Response: No one who truly understands prayer believes that, by this means, one advises God of anything He doesn’t already know or of how or when to do His will. Prayer is the expression of our desire to God, but true prayer is not an insistence upon that desire. Nor would anyone who knows God want to persuade Him to do anything that is contrary to His will even if such persuasion were possible. After all, God is wiser than we are. To express in prayer as Christ did as a man, “Not my will, but thine be done” (Luke:22:42), is to acknowledge one’s finite understanding and to surrender one’s desires to God’s infinite wisdom and love, knowing that His way is best.

Then why pray at all? Let’s look at a specific example. Suppose a person is seriously ill. Prayer for that person’s healing is an expression of one’s love and concern. It is also an admission that healing is in God’s hands and a confession of utter dependence upon Him. Suppose the person recovers so miraculously that there can be no doubt that God intervened. Would God have healed the person without prayer? Inasmuch as full recovery was clearly God’s will, we may be certain it would have occurred without prayer but perhaps not in an obviously miraculous manner.

So what was the point of prayer, if basically the same effect could have occurred without it? All prayer that is not self-centered is an opportunity to express to God one’s love and concern for others and at the same time to obediently submit to His will. Prayer can have a powerful effect in molding one’s character and bringing one closer to God. The godly person’s prayers begin to reflect more and more the will of God as He changes the character and thoughts and deeds of the one praying to conform to His will and plan in all things. God’s Spirit moves us to pray for the very thing that He is going to do. Thus the petitioner becomes God’s partner in the working out of His will on earth.

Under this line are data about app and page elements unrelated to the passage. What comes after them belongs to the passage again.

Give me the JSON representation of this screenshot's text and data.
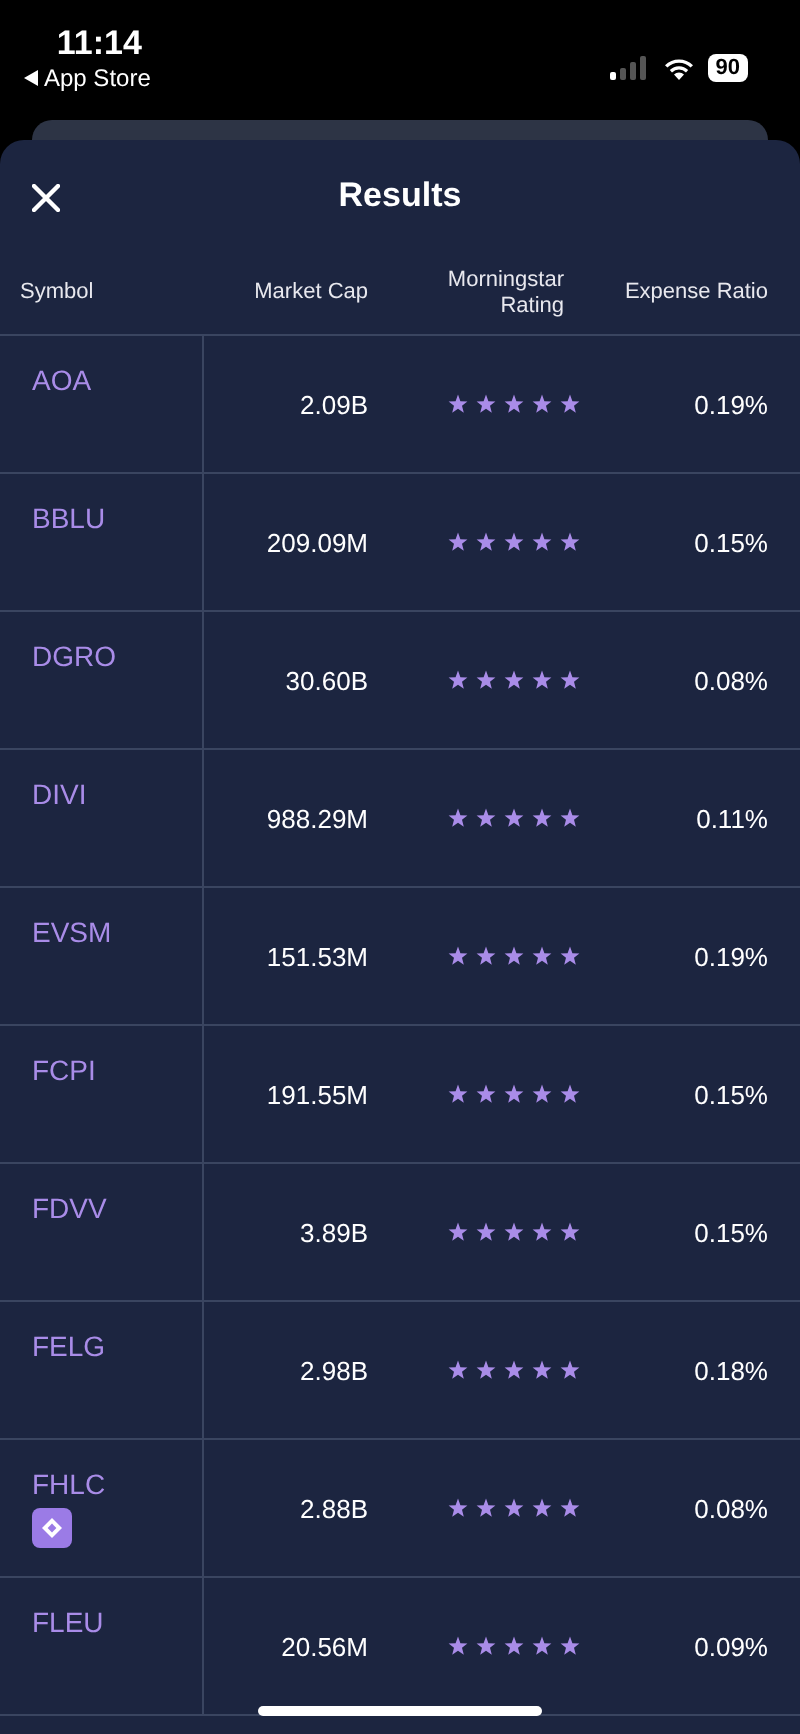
{
  "status_bar": {
    "time": "11:14",
    "back_label": "App Store",
    "battery": "90"
  },
  "sheet": {
    "title": "Results"
  },
  "table": {
    "columns": [
      "Symbol",
      "Market Cap",
      "Morningstar Rating",
      "Expense Ratio"
    ],
    "rows": [
      {
        "symbol": "AOA",
        "market_cap": "2.09B",
        "stars": 5,
        "expense_ratio": "0.19%",
        "badge": false
      },
      {
        "symbol": "BBLU",
        "market_cap": "209.09M",
        "stars": 5,
        "expense_ratio": "0.15%",
        "badge": false
      },
      {
        "symbol": "DGRO",
        "market_cap": "30.60B",
        "stars": 5,
        "expense_ratio": "0.08%",
        "badge": false
      },
      {
        "symbol": "DIVI",
        "market_cap": "988.29M",
        "stars": 5,
        "expense_ratio": "0.11%",
        "badge": false
      },
      {
        "symbol": "EVSM",
        "market_cap": "151.53M",
        "stars": 5,
        "expense_ratio": "0.19%",
        "badge": false
      },
      {
        "symbol": "FCPI",
        "market_cap": "191.55M",
        "stars": 5,
        "expense_ratio": "0.15%",
        "badge": false
      },
      {
        "symbol": "FDVV",
        "market_cap": "3.89B",
        "stars": 5,
        "expense_ratio": "0.15%",
        "badge": false
      },
      {
        "symbol": "FELG",
        "market_cap": "2.98B",
        "stars": 5,
        "expense_ratio": "0.18%",
        "badge": false
      },
      {
        "symbol": "FHLC",
        "market_cap": "2.88B",
        "stars": 5,
        "expense_ratio": "0.08%",
        "badge": true
      },
      {
        "symbol": "FLEU",
        "market_cap": "20.56M",
        "stars": 5,
        "expense_ratio": "0.09%",
        "badge": false
      }
    ]
  }
}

As for why those who are His own and for whom God cares should ever have any needs, there are several reasons. First of all, as any wise parent on earth would do for his children, our heavenly Father may be teaching patience and molding character by delaying answers to prayers for certain needs. There also may be conditions that must be met in one’s life before God sees fit to meet some need.

A child will never learn self-control and self-discipline and the other essential lessons in life if the parents instantly give him everything he wants. Knowing this and being confident of God’s love and care, one does not despair when prayers are not answered but seeks to learn what God is teaching. Of course, there is also the difference between what we may think are real needs and those things that God, in His wisdom, considers to be unnecessary or even harmful desires. Thankfully, we wait in vain for Him to provide those for us.